* What to do: Take each line of the entries below that contains "kind" and copy it.

* Component data from apps and pages:
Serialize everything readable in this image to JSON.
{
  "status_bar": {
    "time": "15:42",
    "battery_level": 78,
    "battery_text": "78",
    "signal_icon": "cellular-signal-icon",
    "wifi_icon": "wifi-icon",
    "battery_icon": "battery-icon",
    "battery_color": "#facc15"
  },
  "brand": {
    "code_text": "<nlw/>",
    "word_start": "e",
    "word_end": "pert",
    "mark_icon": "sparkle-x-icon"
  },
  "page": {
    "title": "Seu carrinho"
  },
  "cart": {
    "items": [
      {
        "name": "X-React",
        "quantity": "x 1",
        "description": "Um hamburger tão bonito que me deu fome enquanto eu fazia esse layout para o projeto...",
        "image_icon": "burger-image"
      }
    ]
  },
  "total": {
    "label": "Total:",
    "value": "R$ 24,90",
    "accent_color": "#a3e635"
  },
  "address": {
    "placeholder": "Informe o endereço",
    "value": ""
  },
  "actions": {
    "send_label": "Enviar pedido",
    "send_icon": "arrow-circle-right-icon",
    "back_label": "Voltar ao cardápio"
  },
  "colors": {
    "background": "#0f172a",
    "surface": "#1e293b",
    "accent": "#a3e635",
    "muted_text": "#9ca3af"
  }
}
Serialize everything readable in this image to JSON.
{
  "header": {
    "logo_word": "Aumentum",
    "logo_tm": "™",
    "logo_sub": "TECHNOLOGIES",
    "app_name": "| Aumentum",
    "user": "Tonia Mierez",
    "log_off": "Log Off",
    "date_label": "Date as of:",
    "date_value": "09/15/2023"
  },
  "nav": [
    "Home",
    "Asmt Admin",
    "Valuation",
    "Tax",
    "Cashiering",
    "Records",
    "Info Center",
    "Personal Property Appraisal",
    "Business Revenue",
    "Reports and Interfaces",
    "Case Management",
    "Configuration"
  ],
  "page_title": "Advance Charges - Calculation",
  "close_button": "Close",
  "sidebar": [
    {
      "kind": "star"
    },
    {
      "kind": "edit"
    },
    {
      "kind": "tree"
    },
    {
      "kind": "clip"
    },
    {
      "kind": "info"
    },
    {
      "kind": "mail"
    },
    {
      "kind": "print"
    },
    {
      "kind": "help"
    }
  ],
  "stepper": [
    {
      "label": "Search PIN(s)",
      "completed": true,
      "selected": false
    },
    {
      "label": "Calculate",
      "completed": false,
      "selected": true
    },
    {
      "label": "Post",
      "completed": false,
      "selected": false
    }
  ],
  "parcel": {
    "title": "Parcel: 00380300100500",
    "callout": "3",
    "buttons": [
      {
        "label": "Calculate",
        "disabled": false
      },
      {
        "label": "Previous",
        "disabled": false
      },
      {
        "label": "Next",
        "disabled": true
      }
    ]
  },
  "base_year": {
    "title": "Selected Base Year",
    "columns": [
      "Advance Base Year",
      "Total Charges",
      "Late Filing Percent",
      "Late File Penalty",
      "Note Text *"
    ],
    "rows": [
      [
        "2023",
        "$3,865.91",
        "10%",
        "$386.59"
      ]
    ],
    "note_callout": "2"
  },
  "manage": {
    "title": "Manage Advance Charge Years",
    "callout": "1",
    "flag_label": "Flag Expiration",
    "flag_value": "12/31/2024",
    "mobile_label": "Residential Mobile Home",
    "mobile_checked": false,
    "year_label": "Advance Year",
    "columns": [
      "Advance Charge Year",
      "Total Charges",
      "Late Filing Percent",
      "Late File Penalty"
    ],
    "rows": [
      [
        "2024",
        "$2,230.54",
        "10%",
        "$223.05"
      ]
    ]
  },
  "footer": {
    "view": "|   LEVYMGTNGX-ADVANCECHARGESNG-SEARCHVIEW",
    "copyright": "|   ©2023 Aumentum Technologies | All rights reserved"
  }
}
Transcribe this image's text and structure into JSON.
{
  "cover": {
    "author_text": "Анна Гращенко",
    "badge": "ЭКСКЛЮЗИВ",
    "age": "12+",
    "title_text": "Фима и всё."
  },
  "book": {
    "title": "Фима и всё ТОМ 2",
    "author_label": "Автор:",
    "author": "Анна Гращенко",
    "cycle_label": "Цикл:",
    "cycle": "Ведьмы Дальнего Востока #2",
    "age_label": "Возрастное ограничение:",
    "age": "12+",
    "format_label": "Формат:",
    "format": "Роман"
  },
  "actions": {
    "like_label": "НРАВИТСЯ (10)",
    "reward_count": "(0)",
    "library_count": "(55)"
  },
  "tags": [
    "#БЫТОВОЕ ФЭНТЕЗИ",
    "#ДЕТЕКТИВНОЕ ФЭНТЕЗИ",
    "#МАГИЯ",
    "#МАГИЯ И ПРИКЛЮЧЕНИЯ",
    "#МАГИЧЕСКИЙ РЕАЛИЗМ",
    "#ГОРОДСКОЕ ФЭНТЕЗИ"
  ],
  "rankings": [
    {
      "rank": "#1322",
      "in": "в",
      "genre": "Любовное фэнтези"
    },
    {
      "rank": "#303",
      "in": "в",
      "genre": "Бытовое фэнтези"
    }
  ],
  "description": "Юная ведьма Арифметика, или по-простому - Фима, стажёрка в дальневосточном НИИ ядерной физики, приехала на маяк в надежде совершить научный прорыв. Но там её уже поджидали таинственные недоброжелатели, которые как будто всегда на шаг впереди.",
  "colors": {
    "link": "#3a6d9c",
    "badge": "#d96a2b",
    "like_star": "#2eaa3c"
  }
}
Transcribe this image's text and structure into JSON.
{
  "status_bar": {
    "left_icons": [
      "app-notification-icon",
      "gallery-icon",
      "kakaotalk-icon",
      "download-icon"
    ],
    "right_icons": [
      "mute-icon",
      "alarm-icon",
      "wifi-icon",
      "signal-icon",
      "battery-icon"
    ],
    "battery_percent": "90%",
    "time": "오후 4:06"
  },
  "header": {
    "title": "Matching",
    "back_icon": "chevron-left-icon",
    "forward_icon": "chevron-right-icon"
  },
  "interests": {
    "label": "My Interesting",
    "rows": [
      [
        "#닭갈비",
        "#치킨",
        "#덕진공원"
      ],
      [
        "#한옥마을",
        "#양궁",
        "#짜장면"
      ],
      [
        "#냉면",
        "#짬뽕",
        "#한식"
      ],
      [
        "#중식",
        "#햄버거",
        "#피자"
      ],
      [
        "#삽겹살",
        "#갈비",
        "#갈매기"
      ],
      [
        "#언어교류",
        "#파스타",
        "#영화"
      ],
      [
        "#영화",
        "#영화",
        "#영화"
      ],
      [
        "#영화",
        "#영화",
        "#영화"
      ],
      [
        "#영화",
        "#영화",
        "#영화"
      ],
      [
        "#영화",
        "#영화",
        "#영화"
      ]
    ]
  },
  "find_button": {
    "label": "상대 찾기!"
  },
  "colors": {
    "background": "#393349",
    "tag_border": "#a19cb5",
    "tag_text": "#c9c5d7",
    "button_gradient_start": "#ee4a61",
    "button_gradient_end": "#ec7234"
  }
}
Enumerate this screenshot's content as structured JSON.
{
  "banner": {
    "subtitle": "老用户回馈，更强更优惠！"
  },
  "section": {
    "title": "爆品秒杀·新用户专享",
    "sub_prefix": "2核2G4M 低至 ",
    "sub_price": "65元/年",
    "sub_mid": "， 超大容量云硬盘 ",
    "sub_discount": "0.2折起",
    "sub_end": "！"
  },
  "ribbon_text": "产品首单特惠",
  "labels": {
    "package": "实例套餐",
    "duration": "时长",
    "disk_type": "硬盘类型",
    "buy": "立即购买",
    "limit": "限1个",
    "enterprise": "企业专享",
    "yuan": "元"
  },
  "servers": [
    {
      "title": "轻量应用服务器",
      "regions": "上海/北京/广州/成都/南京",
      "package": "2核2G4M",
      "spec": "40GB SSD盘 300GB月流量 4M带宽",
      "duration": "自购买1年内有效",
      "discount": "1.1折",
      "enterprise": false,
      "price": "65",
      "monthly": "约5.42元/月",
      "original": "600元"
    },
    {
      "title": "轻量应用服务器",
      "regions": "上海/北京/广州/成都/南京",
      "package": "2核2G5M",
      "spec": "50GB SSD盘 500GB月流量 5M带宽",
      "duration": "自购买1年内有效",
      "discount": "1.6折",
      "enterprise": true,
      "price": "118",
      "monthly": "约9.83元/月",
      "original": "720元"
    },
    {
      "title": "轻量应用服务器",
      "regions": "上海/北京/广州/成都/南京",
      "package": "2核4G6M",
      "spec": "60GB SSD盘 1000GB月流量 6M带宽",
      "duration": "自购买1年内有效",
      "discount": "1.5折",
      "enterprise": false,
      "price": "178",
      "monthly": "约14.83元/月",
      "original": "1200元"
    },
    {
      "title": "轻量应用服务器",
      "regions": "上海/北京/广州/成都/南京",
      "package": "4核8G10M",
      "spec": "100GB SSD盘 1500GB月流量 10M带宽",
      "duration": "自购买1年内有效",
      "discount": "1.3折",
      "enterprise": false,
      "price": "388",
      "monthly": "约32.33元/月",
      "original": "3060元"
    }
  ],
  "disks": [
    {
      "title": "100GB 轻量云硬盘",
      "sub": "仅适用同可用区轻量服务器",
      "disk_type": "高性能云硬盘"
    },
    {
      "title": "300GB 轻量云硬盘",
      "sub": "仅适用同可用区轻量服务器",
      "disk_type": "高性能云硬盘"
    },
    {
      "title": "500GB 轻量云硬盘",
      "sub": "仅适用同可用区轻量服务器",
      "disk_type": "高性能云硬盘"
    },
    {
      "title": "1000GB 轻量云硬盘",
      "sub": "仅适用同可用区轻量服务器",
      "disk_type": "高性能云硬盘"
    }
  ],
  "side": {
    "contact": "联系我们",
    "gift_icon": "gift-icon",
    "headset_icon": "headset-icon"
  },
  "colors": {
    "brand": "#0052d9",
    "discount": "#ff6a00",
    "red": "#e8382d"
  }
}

* Result of this exercise:
      "kind": "star"
      "kind": "edit"
      "kind": "tree"
      "kind": "clip"
      "kind": "info"
      "kind": "mail"
      "kind": "print"
      "kind": "help"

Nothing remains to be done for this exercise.